NZ Super Chair Catherine Savage said, “The Guardians’ strategic tilting programme, in which it adjusts the Fund’s exposure to different asset classes; its significant investment in North Island forestry business Kaingaroa Timberlands; and the Guardians’ internally-managed credit mandates, were the key reasons the Fund beat the passive benchmark.”
Following June, the fund returned 1.55 per cent in July 2017, bringing the one-year return to 18.21 per cent and upping the fund value to NZ$35.46 billion. Further, in August, it returned 0.95 per cent bringing the one-year return to 17.96 per cent and increasing the fund’s worth to NZ$35.72 billion, based on the fund’s monthly performance reports.
While other sovereign wealth funds like Singapore’s GIC and investment firm Temasek in Asia have been growing well, NZ Super has delivered annual returns of over 10 per cent since it came to life, a commendable return for a fund. In fact, the asset size of the fund could be higher if it did not take a hit because of the ruling National Party suspending contributions in 2009.
Speaking at the World Bank and IMF annual meetings last week, NZ Super CEO Adrian Orr said that there was strong investor appetite for sound long-term infrastructure investments, including climate-related initiatives. He added that there was no shortage in the supply of capital. Likewise, there was demand for long-term capital for relevant development and climate-change projects globally.
“The challenge is in matching the supply of, and demand for, long-term capital,” he had pointed out.

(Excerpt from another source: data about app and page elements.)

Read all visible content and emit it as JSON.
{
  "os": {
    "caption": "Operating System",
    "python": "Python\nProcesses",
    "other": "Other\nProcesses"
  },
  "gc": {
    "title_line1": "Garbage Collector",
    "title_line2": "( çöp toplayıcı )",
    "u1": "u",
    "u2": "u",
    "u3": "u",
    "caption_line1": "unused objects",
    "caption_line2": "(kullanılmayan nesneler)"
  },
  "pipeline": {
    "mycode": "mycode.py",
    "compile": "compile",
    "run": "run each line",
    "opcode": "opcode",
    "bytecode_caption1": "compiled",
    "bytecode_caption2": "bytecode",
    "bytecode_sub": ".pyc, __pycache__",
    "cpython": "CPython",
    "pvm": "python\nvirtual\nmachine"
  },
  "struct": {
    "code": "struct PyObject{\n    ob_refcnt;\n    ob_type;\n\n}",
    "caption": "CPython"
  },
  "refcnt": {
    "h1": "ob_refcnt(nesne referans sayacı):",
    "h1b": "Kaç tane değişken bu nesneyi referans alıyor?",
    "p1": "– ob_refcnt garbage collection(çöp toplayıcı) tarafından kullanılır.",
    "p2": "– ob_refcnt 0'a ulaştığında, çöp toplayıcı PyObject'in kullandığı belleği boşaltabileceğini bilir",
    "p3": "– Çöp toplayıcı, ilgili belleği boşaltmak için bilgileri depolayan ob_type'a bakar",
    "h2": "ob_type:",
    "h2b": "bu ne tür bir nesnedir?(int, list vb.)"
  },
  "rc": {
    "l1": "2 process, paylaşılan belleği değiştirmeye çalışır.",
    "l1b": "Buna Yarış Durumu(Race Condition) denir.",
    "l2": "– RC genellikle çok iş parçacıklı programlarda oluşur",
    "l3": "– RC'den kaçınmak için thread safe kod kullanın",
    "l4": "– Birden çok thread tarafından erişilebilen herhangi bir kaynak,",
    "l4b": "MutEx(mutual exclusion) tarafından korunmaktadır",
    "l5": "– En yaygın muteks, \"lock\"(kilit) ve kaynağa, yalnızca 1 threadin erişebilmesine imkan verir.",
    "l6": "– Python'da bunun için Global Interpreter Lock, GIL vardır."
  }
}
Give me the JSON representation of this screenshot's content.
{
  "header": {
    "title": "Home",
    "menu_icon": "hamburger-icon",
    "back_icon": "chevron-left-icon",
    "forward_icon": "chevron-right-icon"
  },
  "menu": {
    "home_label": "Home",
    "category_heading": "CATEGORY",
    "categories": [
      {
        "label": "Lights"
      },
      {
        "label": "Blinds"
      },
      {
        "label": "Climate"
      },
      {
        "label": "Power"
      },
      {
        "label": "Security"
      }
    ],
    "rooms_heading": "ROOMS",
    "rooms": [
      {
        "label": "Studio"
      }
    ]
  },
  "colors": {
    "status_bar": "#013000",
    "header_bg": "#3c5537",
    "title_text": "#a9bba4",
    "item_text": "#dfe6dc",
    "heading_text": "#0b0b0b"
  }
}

Meanwhile, the fund made its first offshore farm investment earlier this month. It took a stake in leading Australian beef stud Palgrove, bringing its rural land portfolio to 33 farms worth approximately $340 million. The firm looks at rural land as an attractive long-term investment and a good diversifier for its portfolio.